(Data records for software interfaces)
★ ★ ★ ★
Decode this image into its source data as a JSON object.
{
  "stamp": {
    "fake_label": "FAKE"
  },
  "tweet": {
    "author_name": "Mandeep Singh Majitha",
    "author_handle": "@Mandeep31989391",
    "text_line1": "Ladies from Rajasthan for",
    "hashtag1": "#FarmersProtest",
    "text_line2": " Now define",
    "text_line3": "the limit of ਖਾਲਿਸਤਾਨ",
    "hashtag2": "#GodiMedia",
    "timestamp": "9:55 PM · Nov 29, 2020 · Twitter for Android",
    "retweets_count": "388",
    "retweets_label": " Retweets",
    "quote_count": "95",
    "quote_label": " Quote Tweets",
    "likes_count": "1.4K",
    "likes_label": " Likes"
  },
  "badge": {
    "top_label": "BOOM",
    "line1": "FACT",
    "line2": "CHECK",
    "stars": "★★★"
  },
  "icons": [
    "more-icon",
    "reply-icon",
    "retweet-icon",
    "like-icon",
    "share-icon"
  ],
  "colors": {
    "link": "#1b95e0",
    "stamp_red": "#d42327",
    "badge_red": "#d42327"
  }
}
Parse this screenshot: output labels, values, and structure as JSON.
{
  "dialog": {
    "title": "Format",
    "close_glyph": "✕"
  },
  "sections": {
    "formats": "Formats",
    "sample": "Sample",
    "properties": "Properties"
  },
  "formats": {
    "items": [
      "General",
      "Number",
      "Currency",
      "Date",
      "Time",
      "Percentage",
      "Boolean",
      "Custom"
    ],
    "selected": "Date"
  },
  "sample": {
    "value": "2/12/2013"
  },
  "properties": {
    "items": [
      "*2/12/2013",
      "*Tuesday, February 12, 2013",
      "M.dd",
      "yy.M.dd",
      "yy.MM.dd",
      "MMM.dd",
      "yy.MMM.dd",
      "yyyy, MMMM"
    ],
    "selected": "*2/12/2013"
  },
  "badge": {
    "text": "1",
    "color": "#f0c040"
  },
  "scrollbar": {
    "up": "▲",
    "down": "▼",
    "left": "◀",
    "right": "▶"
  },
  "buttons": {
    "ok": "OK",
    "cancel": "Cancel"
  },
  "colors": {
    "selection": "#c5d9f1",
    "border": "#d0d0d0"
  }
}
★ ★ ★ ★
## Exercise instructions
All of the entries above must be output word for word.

## Result of the task
Decode this image into its source data as a JSON object.
{
  "stamp": {
    "fake_label": "FAKE"
  },
  "tweet": {
    "author_name": "Mandeep Singh Majitha",
    "author_handle": "@Mandeep31989391",
    "text_line1": "Ladies from Rajasthan for",
    "hashtag1": "#FarmersProtest",
    "text_line2": " Now define",
    "text_line3": "the limit of ਖਾਲਿਸਤਾਨ",
    "hashtag2": "#GodiMedia",
    "timestamp": "9:55 PM · Nov 29, 2020 · Twitter for Android",
    "retweets_count": "388",
    "retweets_label": " Retweets",
    "quote_count": "95",
    "quote_label": " Quote Tweets",
    "likes_count": "1.4K",
    "likes_label": " Likes"
  },
  "badge": {
    "top_label": "BOOM",
    "line1": "FACT",
    "line2": "CHECK",
    "stars": "★★★"
  },
  "icons": [
    "more-icon",
    "reply-icon",
    "retweet-icon",
    "like-icon",
    "share-icon"
  ],
  "colors": {
    "link": "#1b95e0",
    "stamp_red": "#d42327",
    "badge_red": "#d42327"
  }
}
Parse this screenshot: output labels, values, and structure as JSON.
{
  "dialog": {
    "title": "Format",
    "close_glyph": "✕"
  },
  "sections": {
    "formats": "Formats",
    "sample": "Sample",
    "properties": "Properties"
  },
  "formats": {
    "items": [
      "General",
      "Number",
      "Currency",
      "Date",
      "Time",
      "Percentage",
      "Boolean",
      "Custom"
    ],
    "selected": "Date"
  },
  "sample": {
    "value": "2/12/2013"
  },
  "properties": {
    "items": [
      "*2/12/2013",
      "*Tuesday, February 12, 2013",
      "M.dd",
      "yy.M.dd",
      "yy.MM.dd",
      "MMM.dd",
      "yy.MMM.dd",
      "yyyy, MMMM"
    ],
    "selected": "*2/12/2013"
  },
  "badge": {
    "text": "1",
    "color": "#f0c040"
  },
  "scrollbar": {
    "up": "▲",
    "down": "▼",
    "left": "◀",
    "right": "▶"
  },
  "buttons": {
    "ok": "OK",
    "cancel": "Cancel"
  },
  "colors": {
    "selection": "#c5d9f1",
    "border": "#d0d0d0"
  }
}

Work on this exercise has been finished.